Stored dataset items:
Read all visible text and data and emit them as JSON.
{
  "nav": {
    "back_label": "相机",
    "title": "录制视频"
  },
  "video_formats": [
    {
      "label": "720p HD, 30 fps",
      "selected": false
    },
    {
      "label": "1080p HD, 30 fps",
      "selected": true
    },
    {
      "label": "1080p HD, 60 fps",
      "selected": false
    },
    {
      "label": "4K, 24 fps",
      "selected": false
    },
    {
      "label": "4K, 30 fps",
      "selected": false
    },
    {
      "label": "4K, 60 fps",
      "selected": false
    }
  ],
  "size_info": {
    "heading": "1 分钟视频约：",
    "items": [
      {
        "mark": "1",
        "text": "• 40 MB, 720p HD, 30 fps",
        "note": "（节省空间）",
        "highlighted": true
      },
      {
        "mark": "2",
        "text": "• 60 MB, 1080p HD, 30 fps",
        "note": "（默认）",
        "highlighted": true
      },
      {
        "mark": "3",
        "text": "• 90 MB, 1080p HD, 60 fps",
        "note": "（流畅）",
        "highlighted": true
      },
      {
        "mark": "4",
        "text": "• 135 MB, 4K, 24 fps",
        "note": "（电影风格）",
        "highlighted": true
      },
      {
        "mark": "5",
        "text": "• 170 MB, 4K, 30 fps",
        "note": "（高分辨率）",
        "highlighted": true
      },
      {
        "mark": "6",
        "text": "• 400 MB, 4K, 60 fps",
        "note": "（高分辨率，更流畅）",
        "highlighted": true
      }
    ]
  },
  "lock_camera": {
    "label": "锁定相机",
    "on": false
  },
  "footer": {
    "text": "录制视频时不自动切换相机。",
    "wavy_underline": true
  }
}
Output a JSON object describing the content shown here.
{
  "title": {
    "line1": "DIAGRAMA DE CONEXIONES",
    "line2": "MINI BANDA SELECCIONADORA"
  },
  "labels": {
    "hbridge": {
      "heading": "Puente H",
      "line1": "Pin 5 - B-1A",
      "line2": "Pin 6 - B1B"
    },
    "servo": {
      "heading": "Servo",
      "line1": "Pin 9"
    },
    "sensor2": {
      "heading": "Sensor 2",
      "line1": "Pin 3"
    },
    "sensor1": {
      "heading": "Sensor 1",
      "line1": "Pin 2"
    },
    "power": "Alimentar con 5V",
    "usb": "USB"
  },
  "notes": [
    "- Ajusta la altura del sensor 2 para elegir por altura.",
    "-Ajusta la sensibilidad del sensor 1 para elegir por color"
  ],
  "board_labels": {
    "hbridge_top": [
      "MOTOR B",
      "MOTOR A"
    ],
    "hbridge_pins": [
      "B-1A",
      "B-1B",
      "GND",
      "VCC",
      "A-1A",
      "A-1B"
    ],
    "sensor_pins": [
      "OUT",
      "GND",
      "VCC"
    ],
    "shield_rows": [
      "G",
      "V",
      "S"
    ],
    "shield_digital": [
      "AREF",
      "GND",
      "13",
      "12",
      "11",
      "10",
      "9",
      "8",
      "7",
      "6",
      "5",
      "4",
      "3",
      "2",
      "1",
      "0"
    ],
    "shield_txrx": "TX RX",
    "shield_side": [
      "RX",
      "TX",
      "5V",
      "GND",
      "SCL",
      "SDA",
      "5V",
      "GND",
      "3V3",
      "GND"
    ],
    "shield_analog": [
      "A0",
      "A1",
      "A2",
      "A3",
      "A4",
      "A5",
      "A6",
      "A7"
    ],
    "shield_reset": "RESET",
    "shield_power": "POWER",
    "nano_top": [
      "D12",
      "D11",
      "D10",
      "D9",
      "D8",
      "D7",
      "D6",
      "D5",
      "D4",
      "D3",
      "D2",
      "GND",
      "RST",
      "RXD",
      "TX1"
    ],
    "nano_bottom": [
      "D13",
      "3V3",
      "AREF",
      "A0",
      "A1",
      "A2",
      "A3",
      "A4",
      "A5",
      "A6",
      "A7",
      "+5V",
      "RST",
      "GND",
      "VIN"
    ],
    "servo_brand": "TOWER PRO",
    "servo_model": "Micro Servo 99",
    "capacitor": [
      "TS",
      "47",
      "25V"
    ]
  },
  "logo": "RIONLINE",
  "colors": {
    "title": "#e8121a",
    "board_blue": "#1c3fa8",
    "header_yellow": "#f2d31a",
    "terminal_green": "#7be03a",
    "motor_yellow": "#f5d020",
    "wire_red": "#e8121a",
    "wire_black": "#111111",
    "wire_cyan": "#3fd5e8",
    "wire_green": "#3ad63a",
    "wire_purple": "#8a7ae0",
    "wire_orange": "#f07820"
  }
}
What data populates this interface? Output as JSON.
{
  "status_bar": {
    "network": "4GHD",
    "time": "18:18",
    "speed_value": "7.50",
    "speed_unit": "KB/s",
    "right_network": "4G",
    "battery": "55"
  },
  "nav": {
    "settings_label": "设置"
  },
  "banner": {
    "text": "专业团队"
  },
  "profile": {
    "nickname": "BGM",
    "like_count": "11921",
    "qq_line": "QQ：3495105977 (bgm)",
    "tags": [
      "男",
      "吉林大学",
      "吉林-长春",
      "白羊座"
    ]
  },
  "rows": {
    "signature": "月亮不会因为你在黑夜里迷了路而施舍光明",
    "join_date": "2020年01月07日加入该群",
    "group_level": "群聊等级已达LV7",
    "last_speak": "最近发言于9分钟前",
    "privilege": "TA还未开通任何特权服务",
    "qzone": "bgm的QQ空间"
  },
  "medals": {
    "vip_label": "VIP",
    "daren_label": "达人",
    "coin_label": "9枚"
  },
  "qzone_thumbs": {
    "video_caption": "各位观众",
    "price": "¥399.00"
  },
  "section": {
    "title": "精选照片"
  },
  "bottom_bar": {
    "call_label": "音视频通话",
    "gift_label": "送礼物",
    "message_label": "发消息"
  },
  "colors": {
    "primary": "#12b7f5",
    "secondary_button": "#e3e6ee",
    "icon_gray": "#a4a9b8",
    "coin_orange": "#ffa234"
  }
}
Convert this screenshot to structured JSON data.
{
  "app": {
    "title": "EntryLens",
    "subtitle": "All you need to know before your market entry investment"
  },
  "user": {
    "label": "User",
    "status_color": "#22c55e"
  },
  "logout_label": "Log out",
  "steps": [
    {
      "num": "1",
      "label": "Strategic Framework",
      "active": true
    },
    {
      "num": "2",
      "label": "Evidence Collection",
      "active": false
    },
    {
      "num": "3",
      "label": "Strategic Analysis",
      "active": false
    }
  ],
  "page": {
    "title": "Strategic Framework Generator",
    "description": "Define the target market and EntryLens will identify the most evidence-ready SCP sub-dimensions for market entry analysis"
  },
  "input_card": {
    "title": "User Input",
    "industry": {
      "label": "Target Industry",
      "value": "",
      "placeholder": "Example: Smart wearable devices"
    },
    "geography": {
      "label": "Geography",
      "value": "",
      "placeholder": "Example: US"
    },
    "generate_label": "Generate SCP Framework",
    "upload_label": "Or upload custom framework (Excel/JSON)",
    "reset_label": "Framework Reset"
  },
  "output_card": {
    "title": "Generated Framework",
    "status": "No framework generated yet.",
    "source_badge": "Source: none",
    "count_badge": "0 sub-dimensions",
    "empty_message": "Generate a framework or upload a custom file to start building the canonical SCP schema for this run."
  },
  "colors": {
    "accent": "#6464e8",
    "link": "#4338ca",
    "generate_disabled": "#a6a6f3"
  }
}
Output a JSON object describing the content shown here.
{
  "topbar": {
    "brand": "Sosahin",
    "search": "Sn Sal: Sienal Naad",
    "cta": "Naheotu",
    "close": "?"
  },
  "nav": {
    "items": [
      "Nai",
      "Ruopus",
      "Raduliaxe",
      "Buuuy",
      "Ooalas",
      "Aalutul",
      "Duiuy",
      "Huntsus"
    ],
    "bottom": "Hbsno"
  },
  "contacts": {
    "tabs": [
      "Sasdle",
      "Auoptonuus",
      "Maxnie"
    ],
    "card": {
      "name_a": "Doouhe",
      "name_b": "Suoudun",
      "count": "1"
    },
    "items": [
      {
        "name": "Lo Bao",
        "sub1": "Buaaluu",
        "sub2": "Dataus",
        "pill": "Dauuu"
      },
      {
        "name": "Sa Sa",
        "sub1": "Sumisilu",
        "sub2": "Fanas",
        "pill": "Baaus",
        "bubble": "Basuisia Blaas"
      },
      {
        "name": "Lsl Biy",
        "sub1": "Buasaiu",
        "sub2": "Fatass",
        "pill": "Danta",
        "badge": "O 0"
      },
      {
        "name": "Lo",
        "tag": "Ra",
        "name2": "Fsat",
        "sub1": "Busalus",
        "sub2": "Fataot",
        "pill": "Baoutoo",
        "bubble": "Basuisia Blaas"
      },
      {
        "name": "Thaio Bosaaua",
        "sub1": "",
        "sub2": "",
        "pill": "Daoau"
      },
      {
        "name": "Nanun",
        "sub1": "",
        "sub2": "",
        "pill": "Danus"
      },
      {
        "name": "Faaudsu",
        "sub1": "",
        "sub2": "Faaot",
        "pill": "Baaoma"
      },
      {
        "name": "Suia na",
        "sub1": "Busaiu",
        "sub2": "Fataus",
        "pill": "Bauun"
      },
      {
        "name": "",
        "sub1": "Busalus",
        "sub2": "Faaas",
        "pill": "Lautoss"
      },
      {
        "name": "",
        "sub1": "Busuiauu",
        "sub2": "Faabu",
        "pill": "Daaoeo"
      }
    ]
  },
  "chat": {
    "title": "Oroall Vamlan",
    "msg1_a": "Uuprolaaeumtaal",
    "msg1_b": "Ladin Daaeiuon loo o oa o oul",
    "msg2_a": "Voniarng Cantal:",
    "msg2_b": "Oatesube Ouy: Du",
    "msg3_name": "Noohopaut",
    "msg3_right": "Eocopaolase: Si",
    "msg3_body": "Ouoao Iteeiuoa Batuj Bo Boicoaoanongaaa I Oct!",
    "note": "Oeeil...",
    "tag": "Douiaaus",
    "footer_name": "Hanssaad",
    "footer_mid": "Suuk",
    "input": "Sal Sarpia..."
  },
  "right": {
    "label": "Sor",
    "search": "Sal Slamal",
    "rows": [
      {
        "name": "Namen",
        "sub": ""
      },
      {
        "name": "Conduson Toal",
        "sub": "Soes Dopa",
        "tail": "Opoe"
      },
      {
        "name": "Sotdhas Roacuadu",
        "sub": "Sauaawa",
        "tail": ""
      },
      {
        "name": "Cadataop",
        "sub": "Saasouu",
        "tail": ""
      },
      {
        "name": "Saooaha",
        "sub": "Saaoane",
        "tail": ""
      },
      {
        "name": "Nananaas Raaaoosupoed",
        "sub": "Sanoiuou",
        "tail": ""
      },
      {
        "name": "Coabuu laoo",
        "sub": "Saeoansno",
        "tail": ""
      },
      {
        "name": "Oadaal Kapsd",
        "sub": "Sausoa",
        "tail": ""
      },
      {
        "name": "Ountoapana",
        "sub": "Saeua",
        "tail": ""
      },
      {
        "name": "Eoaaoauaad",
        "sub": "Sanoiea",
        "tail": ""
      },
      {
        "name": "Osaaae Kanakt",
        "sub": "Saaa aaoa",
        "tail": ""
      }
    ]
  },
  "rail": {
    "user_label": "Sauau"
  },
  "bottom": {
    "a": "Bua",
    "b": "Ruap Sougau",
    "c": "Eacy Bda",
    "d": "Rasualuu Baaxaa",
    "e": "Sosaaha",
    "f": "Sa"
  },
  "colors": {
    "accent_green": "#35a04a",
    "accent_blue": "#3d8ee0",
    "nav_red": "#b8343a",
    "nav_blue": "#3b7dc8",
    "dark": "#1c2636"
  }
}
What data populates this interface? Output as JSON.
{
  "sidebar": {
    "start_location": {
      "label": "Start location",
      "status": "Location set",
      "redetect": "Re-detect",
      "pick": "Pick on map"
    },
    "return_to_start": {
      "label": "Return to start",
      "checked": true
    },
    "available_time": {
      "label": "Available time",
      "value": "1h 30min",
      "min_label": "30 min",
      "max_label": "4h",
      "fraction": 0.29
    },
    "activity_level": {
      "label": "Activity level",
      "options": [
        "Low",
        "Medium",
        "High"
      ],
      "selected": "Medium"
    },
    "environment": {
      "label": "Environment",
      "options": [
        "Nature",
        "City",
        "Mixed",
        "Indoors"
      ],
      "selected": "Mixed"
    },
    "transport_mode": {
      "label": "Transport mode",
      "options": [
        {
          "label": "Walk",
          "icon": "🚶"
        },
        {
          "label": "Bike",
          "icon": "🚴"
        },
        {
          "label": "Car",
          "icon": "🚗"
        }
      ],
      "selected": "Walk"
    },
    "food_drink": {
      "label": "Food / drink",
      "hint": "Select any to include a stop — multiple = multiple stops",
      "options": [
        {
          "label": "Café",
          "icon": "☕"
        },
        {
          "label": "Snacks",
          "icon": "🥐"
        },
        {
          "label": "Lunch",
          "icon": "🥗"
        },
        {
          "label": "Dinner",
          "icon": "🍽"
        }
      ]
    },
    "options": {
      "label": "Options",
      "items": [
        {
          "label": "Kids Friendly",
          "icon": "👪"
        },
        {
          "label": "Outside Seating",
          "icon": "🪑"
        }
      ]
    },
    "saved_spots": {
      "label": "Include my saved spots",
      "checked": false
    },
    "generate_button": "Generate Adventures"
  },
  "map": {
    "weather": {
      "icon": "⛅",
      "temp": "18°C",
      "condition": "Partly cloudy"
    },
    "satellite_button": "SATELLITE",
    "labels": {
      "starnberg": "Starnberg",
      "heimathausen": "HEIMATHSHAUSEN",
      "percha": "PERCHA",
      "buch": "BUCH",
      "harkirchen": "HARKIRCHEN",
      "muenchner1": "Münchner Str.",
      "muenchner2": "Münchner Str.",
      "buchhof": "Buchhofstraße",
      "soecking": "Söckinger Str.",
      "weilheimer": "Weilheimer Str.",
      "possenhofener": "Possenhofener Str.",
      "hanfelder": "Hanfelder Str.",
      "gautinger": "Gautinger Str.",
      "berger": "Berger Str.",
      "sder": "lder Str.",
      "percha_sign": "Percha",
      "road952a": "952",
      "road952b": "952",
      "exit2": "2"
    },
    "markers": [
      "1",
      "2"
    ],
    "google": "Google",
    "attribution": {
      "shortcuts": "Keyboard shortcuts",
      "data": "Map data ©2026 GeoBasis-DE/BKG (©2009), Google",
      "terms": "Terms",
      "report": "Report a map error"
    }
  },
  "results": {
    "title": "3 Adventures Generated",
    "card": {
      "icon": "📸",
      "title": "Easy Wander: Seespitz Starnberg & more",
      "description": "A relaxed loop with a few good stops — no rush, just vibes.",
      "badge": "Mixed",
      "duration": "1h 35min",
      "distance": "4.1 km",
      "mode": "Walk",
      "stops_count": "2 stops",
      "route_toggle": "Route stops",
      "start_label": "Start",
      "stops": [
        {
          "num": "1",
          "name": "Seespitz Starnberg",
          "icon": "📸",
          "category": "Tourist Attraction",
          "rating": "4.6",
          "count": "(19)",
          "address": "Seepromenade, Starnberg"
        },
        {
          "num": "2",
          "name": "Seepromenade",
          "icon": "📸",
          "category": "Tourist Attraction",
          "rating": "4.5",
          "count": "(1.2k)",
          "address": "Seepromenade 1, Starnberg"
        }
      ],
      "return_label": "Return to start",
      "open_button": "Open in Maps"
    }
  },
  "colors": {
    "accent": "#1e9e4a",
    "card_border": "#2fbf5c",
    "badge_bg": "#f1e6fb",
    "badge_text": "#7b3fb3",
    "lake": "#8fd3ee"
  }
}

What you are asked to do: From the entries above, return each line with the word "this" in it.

Result of the task:
What data populates this interface? Output as JSON.
Convert this screenshot to structured JSON data.
    "empty_message": "Generate a framework or upload a custom file to start building the canonical SCP schema for this run."
What data populates this interface? Output as JSON.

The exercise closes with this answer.